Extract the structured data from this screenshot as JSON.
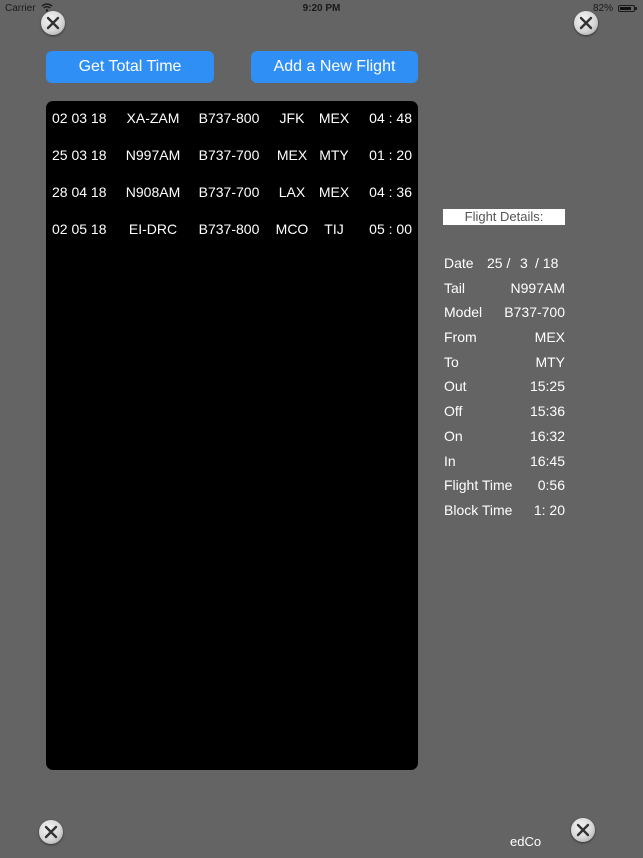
{
  "status_bar": {
    "carrier": "Carrier",
    "time": "9:20 PM",
    "battery_percent": "82%",
    "battery_level": 0.82
  },
  "toolbar": {
    "get_total_time_label": "Get Total Time",
    "add_flight_label": "Add a New Flight"
  },
  "flights": [
    {
      "date": "02 03 18",
      "tail": "XA-ZAM",
      "model": "B737-800",
      "from": "JFK",
      "to": "MEX",
      "time": "04 : 48"
    },
    {
      "date": "25 03 18",
      "tail": "N997AM",
      "model": "B737-700",
      "from": "MEX",
      "to": "MTY",
      "time": "01 : 20"
    },
    {
      "date": "28 04 18",
      "tail": "N908AM",
      "model": "B737-700",
      "from": "LAX",
      "to": "MEX",
      "time": "04 : 36"
    },
    {
      "date": "02 05 18",
      "tail": "EI-DRC",
      "model": "B737-800",
      "from": "MCO",
      "to": "TIJ",
      "time": "05 : 00"
    }
  ],
  "details": {
    "header": "Flight Details:",
    "date_label": "Date",
    "date_day": "25 /",
    "date_month": "3",
    "date_year": "/ 18",
    "fields": [
      {
        "label": "Tail",
        "value": "N997AM"
      },
      {
        "label": "Model",
        "value": "B737-700"
      },
      {
        "label": "From",
        "value": "MEX"
      },
      {
        "label": "To",
        "value": "MTY"
      },
      {
        "label": "Out",
        "value": "15:25"
      },
      {
        "label": "Off",
        "value": "15:36"
      },
      {
        "label": "On",
        "value": "16:32"
      },
      {
        "label": "In",
        "value": "16:45"
      },
      {
        "label": "Flight Time",
        "value": "0:56"
      },
      {
        "label": "Block Time",
        "value": "1: 20"
      }
    ]
  },
  "footer": {
    "brand": "edCo"
  },
  "colors": {
    "background": "#646464",
    "button": "#2f8ff5",
    "table_bg": "#000000"
  }
}
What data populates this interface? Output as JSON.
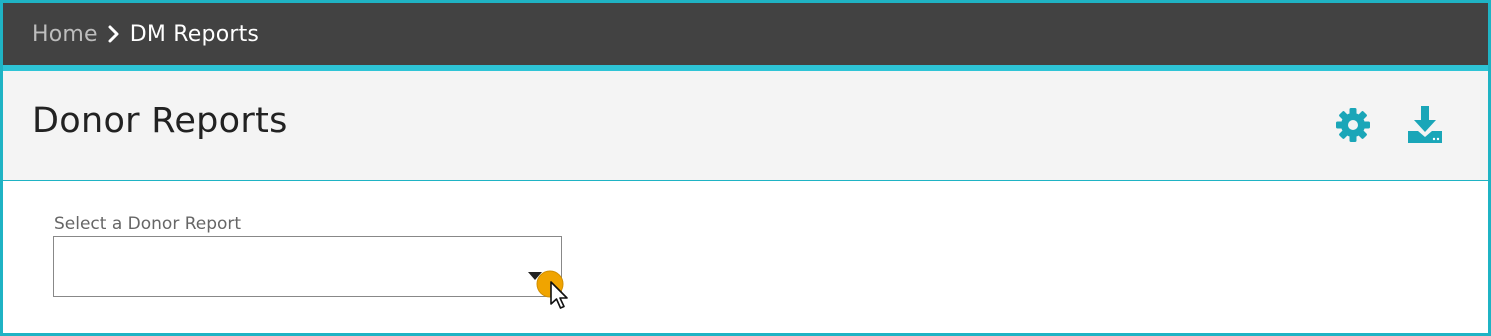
{
  "breadcrumb": {
    "home": "Home",
    "current": "DM Reports"
  },
  "header": {
    "title": "Donor Reports",
    "icons": [
      "gear-icon",
      "download-icon"
    ]
  },
  "form": {
    "label": "Select a Donor Report",
    "selected_value": ""
  },
  "colors": {
    "accent": "#1fb3c4",
    "topbar": "#424242",
    "title_bg": "#f4f4f4",
    "cursor_highlight": "#f0a400"
  }
}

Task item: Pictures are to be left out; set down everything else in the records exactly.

Solution:
Extract the structured data from this screenshot as JSON.
{
  "status_bar": {
    "carrier": "Carrier",
    "time": "9:20 PM",
    "battery_percent": "82%",
    "battery_level": 0.82
  },
  "toolbar": {
    "get_total_time_label": "Get Total Time",
    "add_flight_label": "Add a New Flight"
  },
  "flights": [
    {
      "date": "02 03 18",
      "tail": "XA-ZAM",
      "model": "B737-800",
      "from": "JFK",
      "to": "MEX",
      "time": "04 : 48"
    },
    {
      "date": "25 03 18",
      "tail": "N997AM",
      "model": "B737-700",
      "from": "MEX",
      "to": "MTY",
      "time": "01 : 20"
    },
    {
      "date": "28 04 18",
      "tail": "N908AM",
      "model": "B737-700",
      "from": "LAX",
      "to": "MEX",
      "time": "04 : 36"
    },
    {
      "date": "02 05 18",
      "tail": "EI-DRC",
      "model": "B737-800",
      "from": "MCO",
      "to": "TIJ",
      "time": "05 : 00"
    }
  ],
  "details": {
    "header": "Flight Details:",
    "date_label": "Date",
    "date_day": "25 /",
    "date_month": "3",
    "date_year": "/ 18",
    "fields": [
      {
        "label": "Tail",
        "value": "N997AM"
      },
      {
        "label": "Model",
        "value": "B737-700"
      },
      {
        "label": "From",
        "value": "MEX"
      },
      {
        "label": "To",
        "value": "MTY"
      },
      {
        "label": "Out",
        "value": "15:25"
      },
      {
        "label": "Off",
        "value": "15:36"
      },
      {
        "label": "On",
        "value": "16:32"
      },
      {
        "label": "In",
        "value": "16:45"
      },
      {
        "label": "Flight Time",
        "value": "0:56"
      },
      {
        "label": "Block Time",
        "value": "1: 20"
      }
    ]
  },
  "footer": {
    "brand": "edCo"
  },
  "colors": {
    "background": "#646464",
    "button": "#2f8ff5",
    "table_bg": "#000000"
  }
}
What data populates this interface? Output as JSON.
{
  "breadcrumb": {
    "home": "Home",
    "current": "DM Reports"
  },
  "header": {
    "title": "Donor Reports",
    "icons": [
      "gear-icon",
      "download-icon"
    ]
  },
  "form": {
    "label": "Select a Donor Report",
    "selected_value": ""
  },
  "colors": {
    "accent": "#1fb3c4",
    "topbar": "#424242",
    "title_bg": "#f4f4f4",
    "cursor_highlight": "#f0a400"
  }
}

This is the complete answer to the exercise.